CASA Seminar Series: Tom Kemeny, Queen Mary University London
09 February 2022, 5:00 pm–6:00 pm
Tom Kemeny, QMUL: Disruptive innovation and the great divergence. This event has been arranged by CASA the Bartlett Centre for Advanced Spatial Analysis
This event is free.
About the talk
Spatial income inequality in the United States appears to have steadily grown since 1980. This ‘great divergence’ is drawing growing interest from researchers and policymakers, rooted in the recognition that spatial inequality is linked to place-based disparities in unemployment; health; social mobility and other factors shaping opportunity. This paper brings a historical perspective to this topic. It shows that over the past 120 years, the US has undergone several phases of rising and falling spatial income inequality, which can be linked to the emergence and geography of key disruptive innovations. Synthesizing frameworks from economic history, economic geography and labor economics, these findings are interpreted to suggest a loosely cyclical pattern. Rising spatial income inequality is driven by the spatial clustering of key innovations that enable industrial revolutions, as well as the jobs linked to them. This is eventually reversed as the revolution wanes, with core ideas becoming more widely understood and diffused over space. This perspective implies lessons for policymaking for the contemporary great divergence.

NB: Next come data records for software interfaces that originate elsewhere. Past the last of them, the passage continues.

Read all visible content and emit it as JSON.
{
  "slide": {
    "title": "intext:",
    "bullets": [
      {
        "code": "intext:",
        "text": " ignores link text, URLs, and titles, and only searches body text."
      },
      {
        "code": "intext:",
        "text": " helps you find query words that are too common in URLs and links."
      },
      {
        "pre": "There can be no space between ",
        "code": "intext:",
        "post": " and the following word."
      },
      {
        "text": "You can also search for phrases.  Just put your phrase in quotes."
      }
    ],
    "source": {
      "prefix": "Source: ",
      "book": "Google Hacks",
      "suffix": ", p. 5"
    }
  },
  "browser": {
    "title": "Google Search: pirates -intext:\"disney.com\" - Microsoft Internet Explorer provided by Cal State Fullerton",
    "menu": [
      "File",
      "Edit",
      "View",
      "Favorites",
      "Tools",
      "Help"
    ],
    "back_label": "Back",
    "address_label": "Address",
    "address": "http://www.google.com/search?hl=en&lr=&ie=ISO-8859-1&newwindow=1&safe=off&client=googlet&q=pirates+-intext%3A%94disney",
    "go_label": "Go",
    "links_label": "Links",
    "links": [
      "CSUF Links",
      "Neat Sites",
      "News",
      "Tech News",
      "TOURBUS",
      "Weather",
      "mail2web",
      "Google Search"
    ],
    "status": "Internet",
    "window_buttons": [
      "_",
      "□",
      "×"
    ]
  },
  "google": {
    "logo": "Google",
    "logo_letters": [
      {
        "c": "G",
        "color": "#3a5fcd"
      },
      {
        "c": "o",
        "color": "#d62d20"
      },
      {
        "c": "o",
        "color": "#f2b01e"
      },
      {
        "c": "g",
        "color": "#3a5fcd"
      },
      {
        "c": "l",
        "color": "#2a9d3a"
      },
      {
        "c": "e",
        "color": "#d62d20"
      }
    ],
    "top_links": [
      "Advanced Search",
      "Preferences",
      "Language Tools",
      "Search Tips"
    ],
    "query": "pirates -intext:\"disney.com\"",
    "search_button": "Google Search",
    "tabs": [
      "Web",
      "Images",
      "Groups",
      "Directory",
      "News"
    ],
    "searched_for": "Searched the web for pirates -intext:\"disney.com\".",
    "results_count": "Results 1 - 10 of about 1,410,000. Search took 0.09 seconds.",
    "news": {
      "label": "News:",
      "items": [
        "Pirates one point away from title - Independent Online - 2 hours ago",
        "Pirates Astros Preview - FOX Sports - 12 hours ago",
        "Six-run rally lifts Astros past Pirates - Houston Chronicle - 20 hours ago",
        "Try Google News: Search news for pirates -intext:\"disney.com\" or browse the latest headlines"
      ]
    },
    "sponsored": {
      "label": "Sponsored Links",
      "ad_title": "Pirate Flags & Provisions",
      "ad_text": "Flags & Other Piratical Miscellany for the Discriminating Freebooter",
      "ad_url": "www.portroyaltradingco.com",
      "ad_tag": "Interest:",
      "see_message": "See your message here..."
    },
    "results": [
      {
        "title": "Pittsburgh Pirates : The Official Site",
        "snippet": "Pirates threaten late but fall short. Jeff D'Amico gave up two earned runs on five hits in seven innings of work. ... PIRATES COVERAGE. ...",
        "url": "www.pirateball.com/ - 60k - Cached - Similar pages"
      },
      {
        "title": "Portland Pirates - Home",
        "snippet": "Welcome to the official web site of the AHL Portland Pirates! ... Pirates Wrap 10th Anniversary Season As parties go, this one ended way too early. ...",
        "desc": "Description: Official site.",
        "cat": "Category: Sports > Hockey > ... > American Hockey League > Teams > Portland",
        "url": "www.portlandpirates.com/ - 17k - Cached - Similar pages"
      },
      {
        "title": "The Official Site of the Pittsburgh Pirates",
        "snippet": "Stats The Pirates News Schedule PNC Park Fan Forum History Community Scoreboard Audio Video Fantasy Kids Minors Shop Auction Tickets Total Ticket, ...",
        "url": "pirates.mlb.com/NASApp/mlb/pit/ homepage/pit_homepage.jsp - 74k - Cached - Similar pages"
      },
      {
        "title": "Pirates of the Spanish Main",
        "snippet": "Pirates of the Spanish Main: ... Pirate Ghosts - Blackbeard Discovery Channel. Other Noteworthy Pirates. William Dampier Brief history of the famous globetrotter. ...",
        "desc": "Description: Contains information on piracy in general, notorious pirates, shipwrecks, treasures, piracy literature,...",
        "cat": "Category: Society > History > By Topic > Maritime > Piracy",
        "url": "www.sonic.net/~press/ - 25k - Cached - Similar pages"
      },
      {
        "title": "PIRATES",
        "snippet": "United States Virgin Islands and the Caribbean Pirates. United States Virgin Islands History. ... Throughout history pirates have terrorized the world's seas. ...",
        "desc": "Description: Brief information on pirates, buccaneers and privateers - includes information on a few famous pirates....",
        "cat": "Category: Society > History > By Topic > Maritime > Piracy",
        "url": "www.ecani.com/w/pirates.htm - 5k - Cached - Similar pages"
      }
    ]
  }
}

About the Speaker
at Queen Mary University London
About the speaker
Tom Kemeny is an Associate Professor (Reader) in Economic Development at Queen Mary, University of London, and a Visiting Fellow at LSE’s International Inequalities Institute. He has held academic appointments at the University of Southampton, LSE, UNC Chapel Hill, and UCLA, where he received his PhD.
Tom is a social scientist studying cities, focusing on the determinants of economic prosperity and inequality. His current research takes a long-run view on the links between major, disruptive innovation and economic inequality. He also has longstanding interests in the ways that interpersonal interactions shape worker productivity, with a specific focus on interactions involving demographic diversity. A third strand of work considers the impacts of trade on the nature of work. With Neil Lee and Katy Morris, he won the Understanding Society Paper Prize for a study of Brexit and internal migration. For his work on local social networks, he was awarded the 2016 Urban Land Institute Prize, awarded for the best paper published in the Journal of Economic Geography. In 2015, his book The Rise and Fall of Urban Economies: Lessons from San Francisco and Los Angeles, co-authored with Michael Storper, Taner Osman and Naji Makarem, was published by Stanford University Press.More about Tom Kemeny